Adult Age Differences in Cognitive Strategies: Adaptive or Deficient? by Cynthia A. Berg, Paul A. Klaczynski, Katerina S. Calderone, and JoNell Strough
Cognitive Aspects and Interventions in Alzheimer's Disease by John C. Cavanaugh and Romy Nocera
The Effects of Training on Basic Cognitive Processes: What Do They Tell Us About the Models of Lifespan Cognitive Development? by Nancy W. Denney
Age Declines in Memory Self-Efficacy: General or Limited to Particular Tasks and Measures? by Robin Lea West and Jane Berry
The Future of Adult Lifespan Learning: Learning Institutions Face Change by Jan D. Sinnott
...The book is essential for teachers and researchers interested in a framework of adult lifespan learning broader than that of any single discipline. It is also essential for under-graduates, graduates, and the general public who wish to understand how human learning continues beyond childhood and adolescent phases of life.
The strong point of this book is that it truely lives up to its claim of addressing interdisciplinary adult life span learning.....chapters in this volume are well written and acessible to students and professionals in a variety of fields who would be interested in adult learning....this volume features such a variety of ideas applied to so many diverse adult learning situations...
Sometimes we find excellent work on adult learning in unexpected places, and this is certainly true for this book. This book should be especially helpful for individuals interested in the implication of constructivism in a variety of adult learning contexts. Emphasis on such learning content as wisdom, caring, and spirituality may make the book particularly helpful to persons with those interests, because such topics are often dealt with in general discussions of adult learning. The book probably will be most helpful to those interested in the older learner and in learning in mainstream U.S. culture.
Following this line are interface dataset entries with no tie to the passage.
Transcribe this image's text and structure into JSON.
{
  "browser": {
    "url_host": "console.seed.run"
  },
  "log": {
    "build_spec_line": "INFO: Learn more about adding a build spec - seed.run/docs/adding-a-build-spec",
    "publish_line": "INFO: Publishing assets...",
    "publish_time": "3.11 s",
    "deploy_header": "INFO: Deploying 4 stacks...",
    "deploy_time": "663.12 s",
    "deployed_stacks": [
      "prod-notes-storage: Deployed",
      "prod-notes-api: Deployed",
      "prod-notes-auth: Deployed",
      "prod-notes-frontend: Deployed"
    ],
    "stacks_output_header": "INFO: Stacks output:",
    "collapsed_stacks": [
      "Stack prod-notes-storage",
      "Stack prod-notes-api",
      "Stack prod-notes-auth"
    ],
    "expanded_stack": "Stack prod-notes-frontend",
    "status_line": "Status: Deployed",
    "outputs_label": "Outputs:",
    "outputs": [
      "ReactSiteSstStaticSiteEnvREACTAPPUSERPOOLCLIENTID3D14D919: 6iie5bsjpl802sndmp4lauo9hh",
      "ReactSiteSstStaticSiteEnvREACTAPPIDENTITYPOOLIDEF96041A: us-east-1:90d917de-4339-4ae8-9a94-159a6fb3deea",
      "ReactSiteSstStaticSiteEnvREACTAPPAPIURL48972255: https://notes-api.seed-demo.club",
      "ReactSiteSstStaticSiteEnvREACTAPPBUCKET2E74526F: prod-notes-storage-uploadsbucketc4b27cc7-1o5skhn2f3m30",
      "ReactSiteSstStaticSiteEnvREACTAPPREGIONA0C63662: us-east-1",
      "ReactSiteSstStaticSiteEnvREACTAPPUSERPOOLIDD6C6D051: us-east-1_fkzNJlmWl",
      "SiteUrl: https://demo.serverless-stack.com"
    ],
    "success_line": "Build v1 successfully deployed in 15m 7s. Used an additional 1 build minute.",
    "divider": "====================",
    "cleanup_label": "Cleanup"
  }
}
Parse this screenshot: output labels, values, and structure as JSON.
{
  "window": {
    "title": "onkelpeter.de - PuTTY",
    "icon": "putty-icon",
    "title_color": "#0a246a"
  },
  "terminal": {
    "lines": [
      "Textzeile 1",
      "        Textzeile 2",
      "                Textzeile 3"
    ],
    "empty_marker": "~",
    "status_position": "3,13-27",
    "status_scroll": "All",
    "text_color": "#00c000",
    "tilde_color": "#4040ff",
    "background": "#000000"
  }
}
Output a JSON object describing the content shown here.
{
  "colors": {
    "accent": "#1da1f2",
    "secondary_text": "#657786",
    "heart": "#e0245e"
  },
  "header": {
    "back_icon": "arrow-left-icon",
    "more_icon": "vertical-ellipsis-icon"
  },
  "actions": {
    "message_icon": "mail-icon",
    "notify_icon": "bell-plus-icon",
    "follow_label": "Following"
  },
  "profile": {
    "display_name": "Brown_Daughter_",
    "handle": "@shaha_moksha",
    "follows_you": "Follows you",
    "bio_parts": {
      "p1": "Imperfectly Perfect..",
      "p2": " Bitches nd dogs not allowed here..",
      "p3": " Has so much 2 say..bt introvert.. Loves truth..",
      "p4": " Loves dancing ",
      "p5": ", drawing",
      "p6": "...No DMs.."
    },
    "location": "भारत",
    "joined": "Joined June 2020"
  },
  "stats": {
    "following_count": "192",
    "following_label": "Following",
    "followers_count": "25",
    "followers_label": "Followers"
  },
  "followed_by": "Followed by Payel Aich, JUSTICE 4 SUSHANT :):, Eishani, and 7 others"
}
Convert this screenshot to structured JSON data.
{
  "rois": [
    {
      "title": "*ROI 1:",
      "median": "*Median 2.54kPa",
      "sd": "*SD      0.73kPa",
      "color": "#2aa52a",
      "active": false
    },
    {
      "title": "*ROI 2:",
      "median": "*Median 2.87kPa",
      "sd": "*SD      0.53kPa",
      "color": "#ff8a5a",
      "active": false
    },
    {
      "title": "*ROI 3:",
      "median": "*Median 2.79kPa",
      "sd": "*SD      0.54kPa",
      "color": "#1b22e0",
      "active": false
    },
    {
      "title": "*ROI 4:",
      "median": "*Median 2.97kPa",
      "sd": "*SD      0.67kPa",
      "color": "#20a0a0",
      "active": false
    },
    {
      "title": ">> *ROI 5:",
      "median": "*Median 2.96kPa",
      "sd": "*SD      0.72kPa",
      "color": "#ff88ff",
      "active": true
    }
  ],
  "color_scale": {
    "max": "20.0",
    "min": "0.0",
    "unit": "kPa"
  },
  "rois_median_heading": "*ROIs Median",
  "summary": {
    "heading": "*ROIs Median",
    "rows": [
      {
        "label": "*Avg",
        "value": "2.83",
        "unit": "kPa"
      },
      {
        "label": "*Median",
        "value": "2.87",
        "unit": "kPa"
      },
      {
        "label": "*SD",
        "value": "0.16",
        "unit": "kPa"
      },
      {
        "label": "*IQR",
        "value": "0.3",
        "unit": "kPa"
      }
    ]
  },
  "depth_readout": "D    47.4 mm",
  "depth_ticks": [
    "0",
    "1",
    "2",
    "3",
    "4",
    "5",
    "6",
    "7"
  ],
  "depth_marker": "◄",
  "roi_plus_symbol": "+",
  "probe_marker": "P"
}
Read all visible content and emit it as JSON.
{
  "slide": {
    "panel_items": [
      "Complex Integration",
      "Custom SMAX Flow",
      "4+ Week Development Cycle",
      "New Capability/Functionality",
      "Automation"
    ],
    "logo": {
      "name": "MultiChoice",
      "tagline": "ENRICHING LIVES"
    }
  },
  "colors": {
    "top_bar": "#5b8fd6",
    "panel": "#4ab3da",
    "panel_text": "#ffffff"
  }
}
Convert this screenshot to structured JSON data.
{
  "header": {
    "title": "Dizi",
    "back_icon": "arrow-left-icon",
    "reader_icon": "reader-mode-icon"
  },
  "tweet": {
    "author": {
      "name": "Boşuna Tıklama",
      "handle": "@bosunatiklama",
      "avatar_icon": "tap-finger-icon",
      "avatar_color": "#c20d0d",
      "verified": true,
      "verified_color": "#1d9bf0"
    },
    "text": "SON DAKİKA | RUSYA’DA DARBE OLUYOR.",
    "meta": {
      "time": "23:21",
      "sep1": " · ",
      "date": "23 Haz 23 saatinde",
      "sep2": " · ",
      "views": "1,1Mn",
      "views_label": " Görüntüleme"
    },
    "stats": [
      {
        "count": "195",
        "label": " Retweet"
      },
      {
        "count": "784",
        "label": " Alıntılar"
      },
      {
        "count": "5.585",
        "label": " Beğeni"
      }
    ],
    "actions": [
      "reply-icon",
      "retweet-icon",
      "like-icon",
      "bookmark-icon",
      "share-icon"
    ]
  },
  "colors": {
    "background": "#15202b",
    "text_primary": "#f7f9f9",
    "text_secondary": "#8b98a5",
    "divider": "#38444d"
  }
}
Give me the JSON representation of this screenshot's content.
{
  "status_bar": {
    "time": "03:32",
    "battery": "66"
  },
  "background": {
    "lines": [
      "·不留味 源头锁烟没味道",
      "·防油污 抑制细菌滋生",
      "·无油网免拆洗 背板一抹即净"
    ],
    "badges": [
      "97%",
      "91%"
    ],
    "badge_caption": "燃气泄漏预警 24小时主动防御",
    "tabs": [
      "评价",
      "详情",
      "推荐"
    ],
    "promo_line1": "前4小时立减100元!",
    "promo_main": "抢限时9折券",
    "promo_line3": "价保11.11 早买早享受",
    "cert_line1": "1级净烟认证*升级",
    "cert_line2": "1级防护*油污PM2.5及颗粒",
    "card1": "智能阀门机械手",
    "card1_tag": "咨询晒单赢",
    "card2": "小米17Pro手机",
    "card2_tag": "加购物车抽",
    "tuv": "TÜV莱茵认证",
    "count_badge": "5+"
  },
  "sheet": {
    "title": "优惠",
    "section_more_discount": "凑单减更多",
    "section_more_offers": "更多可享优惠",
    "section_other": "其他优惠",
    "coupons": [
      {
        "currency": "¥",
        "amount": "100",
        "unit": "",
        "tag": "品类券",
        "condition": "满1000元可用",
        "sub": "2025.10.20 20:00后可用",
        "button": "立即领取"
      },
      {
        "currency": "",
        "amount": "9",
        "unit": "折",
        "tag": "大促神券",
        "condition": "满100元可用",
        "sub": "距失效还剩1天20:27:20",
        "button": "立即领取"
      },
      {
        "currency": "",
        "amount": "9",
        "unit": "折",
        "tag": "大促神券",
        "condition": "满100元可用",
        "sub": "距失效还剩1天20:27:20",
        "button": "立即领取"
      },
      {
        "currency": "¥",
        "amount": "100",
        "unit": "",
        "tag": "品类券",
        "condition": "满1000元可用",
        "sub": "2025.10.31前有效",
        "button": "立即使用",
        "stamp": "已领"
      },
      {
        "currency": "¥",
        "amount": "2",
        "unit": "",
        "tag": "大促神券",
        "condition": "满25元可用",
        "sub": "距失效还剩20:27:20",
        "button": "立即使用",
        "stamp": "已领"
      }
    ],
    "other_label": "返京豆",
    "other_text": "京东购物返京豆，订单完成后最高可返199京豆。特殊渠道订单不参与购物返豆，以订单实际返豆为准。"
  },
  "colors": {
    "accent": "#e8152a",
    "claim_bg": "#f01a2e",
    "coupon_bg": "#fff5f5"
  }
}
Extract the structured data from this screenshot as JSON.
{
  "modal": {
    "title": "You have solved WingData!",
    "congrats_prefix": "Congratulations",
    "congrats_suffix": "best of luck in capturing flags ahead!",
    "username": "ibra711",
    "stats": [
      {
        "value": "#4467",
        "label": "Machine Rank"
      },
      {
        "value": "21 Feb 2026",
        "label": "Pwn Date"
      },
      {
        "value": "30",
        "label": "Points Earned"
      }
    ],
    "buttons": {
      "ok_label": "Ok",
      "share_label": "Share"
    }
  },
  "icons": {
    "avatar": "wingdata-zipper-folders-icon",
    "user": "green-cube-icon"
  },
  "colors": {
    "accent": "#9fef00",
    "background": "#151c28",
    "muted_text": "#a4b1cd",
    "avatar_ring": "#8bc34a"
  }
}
...an excellent resource for health professionals who are interested in adult education and age-related research. I highly recommend this text as a reference.
Choice Outstanding Academic Book, 1994 —